* [Exercise objective]: From the entries that follow, list every line in which the string "value" appears.
=-=-=-=-=
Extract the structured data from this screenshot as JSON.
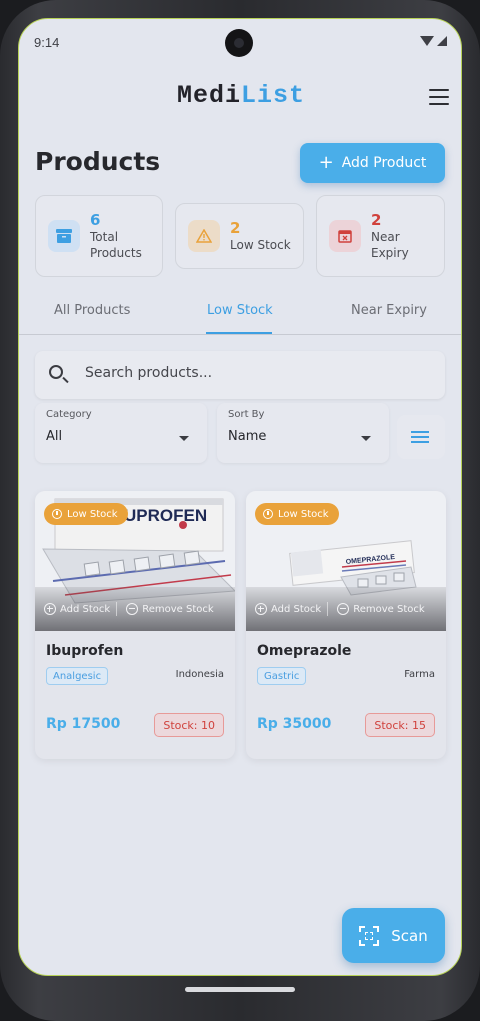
{
  "status_bar": {
    "time": "9:14"
  },
  "app": {
    "logo_part1": "Medi",
    "logo_part2": "List"
  },
  "page": {
    "title": "Products",
    "add_button": "Add Product"
  },
  "stats": [
    {
      "value": "6",
      "label": "Total Products",
      "color": "#3d9fe2"
    },
    {
      "value": "2",
      "label": "Low Stock",
      "color": "#e9a23a"
    },
    {
      "value": "2",
      "label": "Near Expiry",
      "color": "#d0413c"
    }
  ],
  "tabs": [
    {
      "label": "All Products",
      "active": false
    },
    {
      "label": "Low Stock",
      "active": true
    },
    {
      "label": "Near Expiry",
      "active": false
    }
  ],
  "search": {
    "placeholder": "Search products..."
  },
  "filters": {
    "category": {
      "label": "Category",
      "value": "All"
    },
    "sort": {
      "label": "Sort By",
      "value": "Name"
    }
  },
  "products": [
    {
      "badge": "Low Stock",
      "add_stock": "Add Stock",
      "remove_stock": "Remove Stock",
      "name": "Ibuprofen",
      "category": "Analgesic",
      "origin": "Indonesia",
      "price": "Rp 17500",
      "stock": "Stock: 10",
      "box_text": "IBUPROFEN"
    },
    {
      "badge": "Low Stock",
      "add_stock": "Add Stock",
      "remove_stock": "Remove Stock",
      "name": "Omeprazole",
      "category": "Gastric",
      "origin": "Farma",
      "price": "Rp 35000",
      "stock": "Stock: 15",
      "box_text": "OMEPRAZOLE"
    }
  ],
  "scan_button": "Scan",
  "colors": {
    "accent": "#4aaee9",
    "warning": "#e9a23a",
    "danger": "#d0413c"
  }
}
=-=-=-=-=
* [Answer to this task]:
      "value": "6",
      "value": "2",
      "value": "2",
      "value": "All"
      "value": "Name"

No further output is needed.